Dear Concerned Citizen,
There have been a number of “hot topics” around the State of NH over the past few years involving the siting of unsustainable energy systems, commercial water extractions, the spreading of municipal sludge on farmlands, and many others. We have been told by our current legal system that we have no right to govern our own communities.
A number of communities around the state have applied Part First, Article 10. (Right of Revolution), of the NH State Constitution to challenge the current preemptive structure. These communities have taken the step to adopt a binding Community Bill of Rights Ordinance (RBO) that claims a right to local self-government, elevates community rights above the claimed rights of corporations, recognizes the rights of ecosystems to exist and flourish, makes it a violation for any person or corporation to use state or federal preemptive law, or permits, or contracts, to override the ordinance, and calls for changes to state law and the state constitution that recognize community rights.

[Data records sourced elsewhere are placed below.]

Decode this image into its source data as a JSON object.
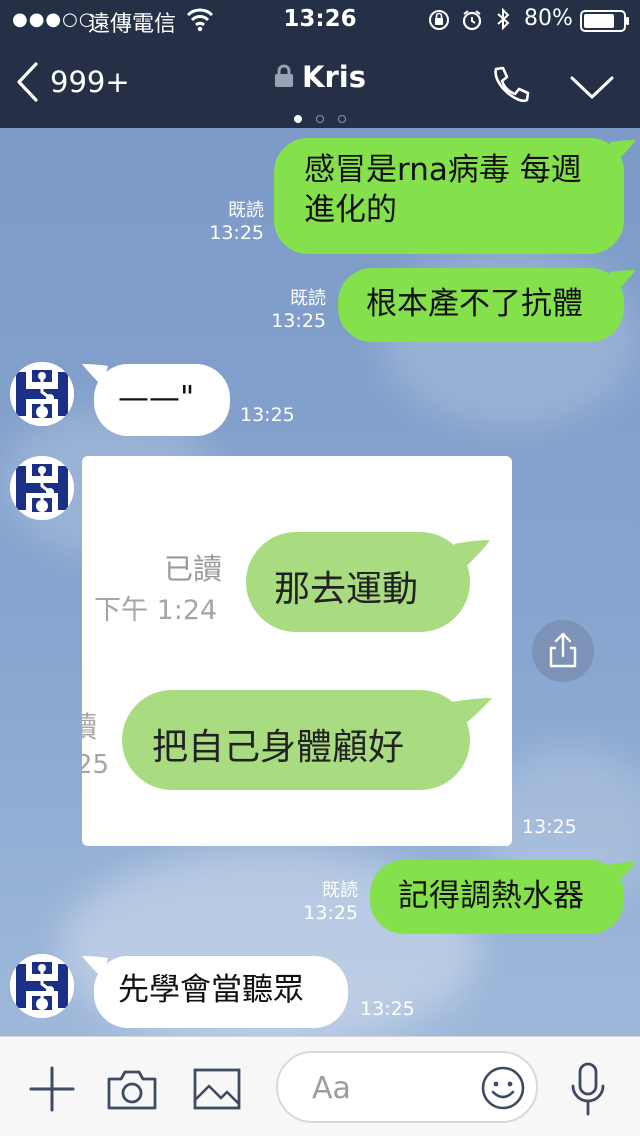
{
  "status_bar": {
    "signal": "●●●○○",
    "carrier": "遠傳電信",
    "time": "13:26",
    "battery": "80%",
    "battery_level": 0.8
  },
  "header": {
    "back_count": "999+",
    "title": "Kris",
    "page_dots": 3,
    "active_dot": 0
  },
  "messages": [
    {
      "side": "out",
      "lines": [
        "感冒是rna病毒 每週",
        "進化的"
      ],
      "read": "既読",
      "time": "13:25"
    },
    {
      "side": "out",
      "lines": [
        "根本產不了抗體"
      ],
      "read": "既読",
      "time": "13:25"
    },
    {
      "side": "in",
      "lines": [
        "——\""
      ],
      "time": "13:25"
    },
    {
      "side": "in",
      "type": "image",
      "time": "13:25"
    },
    {
      "side": "out",
      "lines": [
        "記得調熱水器"
      ],
      "read": "既読",
      "time": "13:25"
    },
    {
      "side": "in",
      "lines": [
        "先學會當聽眾"
      ],
      "time": "13:25"
    }
  ],
  "photo": {
    "read": "已讀",
    "time": "下午 1:24",
    "bubble1": "那去運動",
    "bubble2": "把自己身體顧好",
    "crop_read": "讀",
    "crop_time": "25"
  },
  "input": {
    "placeholder": "Aa"
  },
  "colors": {
    "topbar": "#253047",
    "outgoing_bubble": "#84e04b",
    "incoming_bubble": "#ffffff",
    "photo_bubble": "#a9dc80",
    "avatar_blue": "#1b2f86"
  }
}
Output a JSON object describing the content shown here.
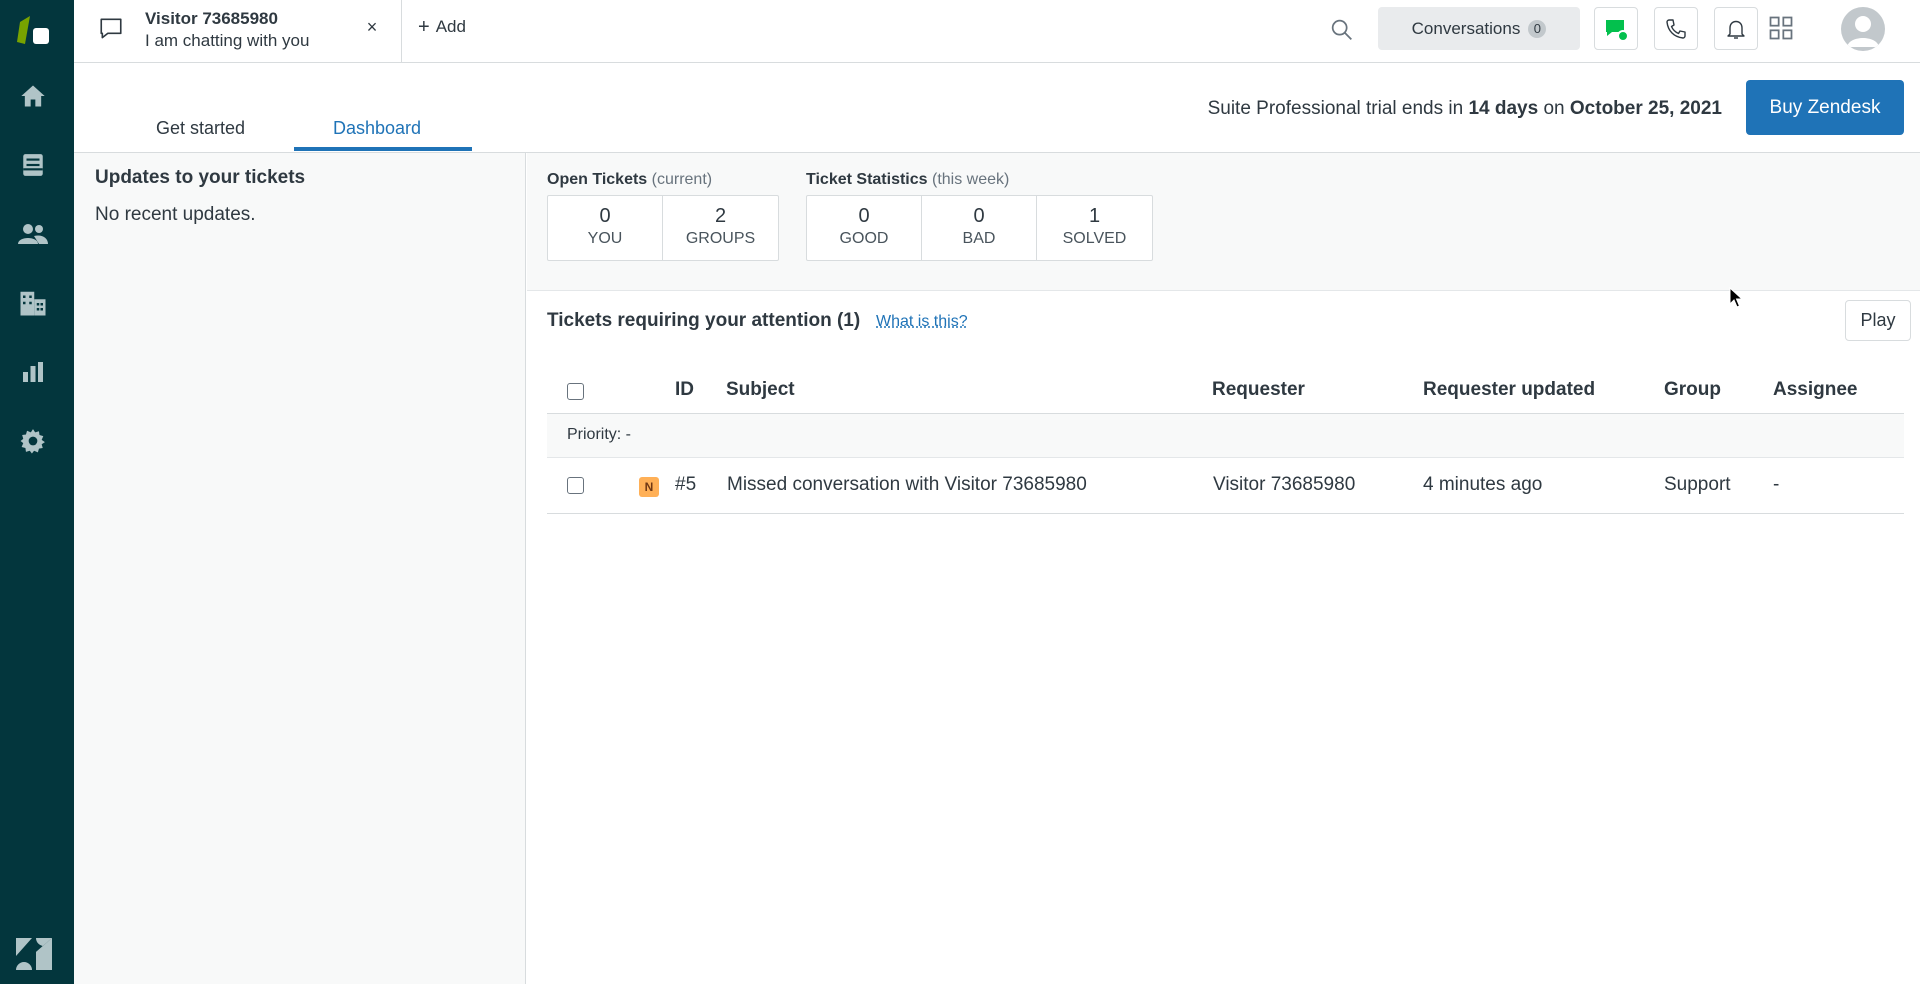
{
  "top_tab": {
    "title": "Visitor 73685980",
    "subtitle": "I am chatting with you",
    "close": "×"
  },
  "add_label": "Add",
  "conversations": {
    "label": "Conversations",
    "count": "0"
  },
  "tabs": [
    {
      "label": "Get started",
      "active": false
    },
    {
      "label": "Dashboard",
      "active": true
    }
  ],
  "trial": {
    "prefix": "Suite Professional trial ends in ",
    "days": "14 days",
    "middle": " on ",
    "date": "October 25, 2021"
  },
  "buy_label": "Buy Zendesk",
  "updates": {
    "title": "Updates to your tickets",
    "empty": "No recent updates."
  },
  "open_tickets": {
    "title": "Open Tickets",
    "qualifier": "(current)",
    "boxes": [
      {
        "num": "0",
        "label": "YOU"
      },
      {
        "num": "2",
        "label": "GROUPS"
      }
    ]
  },
  "ticket_stats": {
    "title": "Ticket Statistics",
    "qualifier": "(this week)",
    "boxes": [
      {
        "num": "0",
        "label": "GOOD"
      },
      {
        "num": "0",
        "label": "BAD"
      },
      {
        "num": "1",
        "label": "SOLVED"
      }
    ]
  },
  "attention": {
    "title": "Tickets requiring your attention (1)",
    "help_link": "What is this?",
    "play_label": "Play"
  },
  "table": {
    "headers": [
      "ID",
      "Subject",
      "Requester",
      "Requester updated",
      "Group",
      "Assignee"
    ],
    "priority_group": "Priority: -",
    "rows": [
      {
        "status": "N",
        "id": "#5",
        "subject": "Missed conversation with Visitor 73685980",
        "requester": "Visitor 73685980",
        "updated": "4 minutes ago",
        "group": "Support",
        "assignee": "-"
      }
    ]
  },
  "colors": {
    "nav_bg": "#03363d",
    "accent": "#1f73b7",
    "chat_online": "#03c04d",
    "new_badge": "#ffb057"
  },
  "icons": [
    "zendesk-support-logo",
    "home-icon",
    "views-icon",
    "customers-icon",
    "organizations-icon",
    "reporting-icon",
    "admin-gear-icon",
    "zendesk-logo",
    "chat-bubble-icon",
    "close-icon",
    "plus-icon",
    "search-icon",
    "chat-status-icon",
    "phone-icon",
    "bell-icon",
    "apps-grid-icon",
    "avatar-icon"
  ]
}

Many communities agree with the RBO which stems from our New Hampshire Constitution that government of right originates in the people and operates by consent, yet may not desire to pass a binding ordinance. There is still a way for you to express your support for the “spirit” of the RBO; by petitioning your town with a resolution calling for specific legislation recognizing the right to community, local self-government, to be adopted by the New Hampshire state legislature.
New Hampshire Community Rights Network (NHCRN) has developed 2015 Resolution Language to encourage a state constitutional amendment. NHCRN has already begun plans to introduce the Community Rights Amendment for the 2015 legislative session and need to show our lawmakers that the people of New Hampshire support this effort. Over 8% of the population of NH currently supports the Community Rights Amendment; we need to get at least 51% of the population expressing support. This is possible by petitioning your town to pass resolution language that supports the right to community, local self-government.

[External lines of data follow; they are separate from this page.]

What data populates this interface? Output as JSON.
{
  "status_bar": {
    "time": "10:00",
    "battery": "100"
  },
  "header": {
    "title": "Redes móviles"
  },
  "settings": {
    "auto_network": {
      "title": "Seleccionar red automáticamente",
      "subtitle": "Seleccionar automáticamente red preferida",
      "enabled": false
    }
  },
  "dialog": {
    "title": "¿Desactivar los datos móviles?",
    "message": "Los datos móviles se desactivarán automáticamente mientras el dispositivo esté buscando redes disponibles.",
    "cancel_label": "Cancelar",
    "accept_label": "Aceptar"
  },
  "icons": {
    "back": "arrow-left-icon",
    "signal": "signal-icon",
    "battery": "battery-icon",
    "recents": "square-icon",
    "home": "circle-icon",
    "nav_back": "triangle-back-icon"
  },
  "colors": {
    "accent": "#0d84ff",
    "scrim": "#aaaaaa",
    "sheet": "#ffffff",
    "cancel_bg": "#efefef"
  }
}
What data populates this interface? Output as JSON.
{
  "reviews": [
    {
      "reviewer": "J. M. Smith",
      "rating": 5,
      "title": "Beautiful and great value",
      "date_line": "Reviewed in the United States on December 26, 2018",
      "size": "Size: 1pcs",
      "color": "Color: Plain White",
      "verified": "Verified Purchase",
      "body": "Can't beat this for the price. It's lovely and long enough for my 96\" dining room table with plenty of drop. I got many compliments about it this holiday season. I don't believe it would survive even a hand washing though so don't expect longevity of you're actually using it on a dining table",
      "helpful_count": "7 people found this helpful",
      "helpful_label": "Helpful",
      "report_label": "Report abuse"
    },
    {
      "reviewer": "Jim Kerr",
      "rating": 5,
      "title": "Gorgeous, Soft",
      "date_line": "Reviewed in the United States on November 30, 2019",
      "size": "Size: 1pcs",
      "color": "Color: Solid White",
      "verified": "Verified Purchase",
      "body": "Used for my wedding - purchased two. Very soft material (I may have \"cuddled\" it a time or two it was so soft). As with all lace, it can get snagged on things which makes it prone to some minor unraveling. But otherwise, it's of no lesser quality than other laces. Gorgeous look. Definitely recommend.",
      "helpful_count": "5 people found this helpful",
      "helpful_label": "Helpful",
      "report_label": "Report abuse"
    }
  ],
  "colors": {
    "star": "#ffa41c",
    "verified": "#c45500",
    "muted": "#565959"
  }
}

If you are interested in learning more about the NHCRN resolution language for your town, or any surrounding towns, please contact me for further information.
We can do this!